Strong Start Initiative to Discourage Elective Preterm DeliveriesKatie Loeb
The United States Department of Health and Human Services has launched a new initiative called Strong Start, whose mission is primarily to decrease the number of non-necessary preterm deliveries. According to their recent press release, more than 500,000 infants are born prematurely in the US every year and that figure is a 36 percent increase from 20 years ago. If that figure doesn’t scare you, then you’re not listening. With all the technology and advanced medical care at our fingertips, we should absolutely see that number going down instead of up.
I assume I don’t need to tell you that premature deliveries mean more complications, more medical interventions, more money and more long term problems for these children.
But what you might not know is that though they are working on the scary preterm deliveries we have all heard and thought about, using improved prenatal care techniques, they are setting their sites on another form of preterm delivery: option inductions and c-sections before 39 weeks of gestation.
According to United States government figures, 10 percent of all deliveries each year in the United States are scheduled deliveries before 39 weeks without a medical reason. Now let’s be clear, I’m not talking about scheduled deliveries for high blood pressure or for other medical reasons or complications, I’m talking about the induced deliveries and scheduled c-sections that are scheduled for patient or doctor preference.
Simply put, the government is finally doing its part to stop preterm deliveries when not medically necessary, and personally, all I can say about this is that it’s about time. When there’s no medical reason to have a baby early, it is completely baffling to me why a doctor or patient would ever elect to do so. Late pregnancy is not comfortable, the waiting is awful, but the health of the baby is so much more important.
The rate of complications goes up significantly each week a baby is preterm and because we’ve all been conditioned to think of 38 weeks as term, doesn’t mean that babies are really ready for the world at that time. And before you tell me that you had a scheduled delivery at 37 weeks and your baby was healthy as a horse, let me just say that yes, I know, but that doesn’t mean that the majority of people in that situation are as lucky.
Babies are meant to be kept in utero for 40 weeks and unless there’s a true medically necessary reason, we need to stop these early deliveries.
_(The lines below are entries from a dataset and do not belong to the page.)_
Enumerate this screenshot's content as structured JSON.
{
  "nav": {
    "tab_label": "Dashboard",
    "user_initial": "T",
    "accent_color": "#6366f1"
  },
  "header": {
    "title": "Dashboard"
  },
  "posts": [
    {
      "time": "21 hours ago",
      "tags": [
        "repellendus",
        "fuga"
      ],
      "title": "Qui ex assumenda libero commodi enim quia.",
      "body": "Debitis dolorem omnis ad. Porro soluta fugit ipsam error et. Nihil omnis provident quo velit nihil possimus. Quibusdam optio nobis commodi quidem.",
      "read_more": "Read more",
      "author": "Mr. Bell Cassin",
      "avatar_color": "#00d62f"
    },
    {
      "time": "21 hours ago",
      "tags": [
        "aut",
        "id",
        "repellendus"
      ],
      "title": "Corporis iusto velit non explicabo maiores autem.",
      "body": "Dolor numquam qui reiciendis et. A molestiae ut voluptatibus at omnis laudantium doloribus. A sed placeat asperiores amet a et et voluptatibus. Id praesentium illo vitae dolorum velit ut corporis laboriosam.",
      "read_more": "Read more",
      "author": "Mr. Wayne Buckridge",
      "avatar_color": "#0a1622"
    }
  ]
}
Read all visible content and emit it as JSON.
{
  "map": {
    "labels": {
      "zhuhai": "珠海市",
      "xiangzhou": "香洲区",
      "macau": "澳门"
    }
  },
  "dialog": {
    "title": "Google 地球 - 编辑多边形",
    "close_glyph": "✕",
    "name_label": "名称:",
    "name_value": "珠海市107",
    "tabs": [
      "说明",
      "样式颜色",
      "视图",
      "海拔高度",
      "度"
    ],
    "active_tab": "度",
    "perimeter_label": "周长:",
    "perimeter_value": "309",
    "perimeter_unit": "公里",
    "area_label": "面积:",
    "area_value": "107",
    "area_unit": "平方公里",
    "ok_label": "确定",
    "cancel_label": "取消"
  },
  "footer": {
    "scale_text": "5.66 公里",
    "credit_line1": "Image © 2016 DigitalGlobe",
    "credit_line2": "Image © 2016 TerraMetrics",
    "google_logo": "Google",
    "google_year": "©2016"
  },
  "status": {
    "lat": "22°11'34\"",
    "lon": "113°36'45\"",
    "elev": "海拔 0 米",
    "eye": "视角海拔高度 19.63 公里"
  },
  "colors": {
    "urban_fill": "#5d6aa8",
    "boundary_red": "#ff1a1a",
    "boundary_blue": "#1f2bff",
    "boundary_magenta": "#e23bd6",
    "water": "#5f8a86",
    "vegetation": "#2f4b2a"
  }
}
I support the Strong Start Initiative and hope that with this plan they’re able to dramatically reduce the number of preterm deliveries, both optional and not.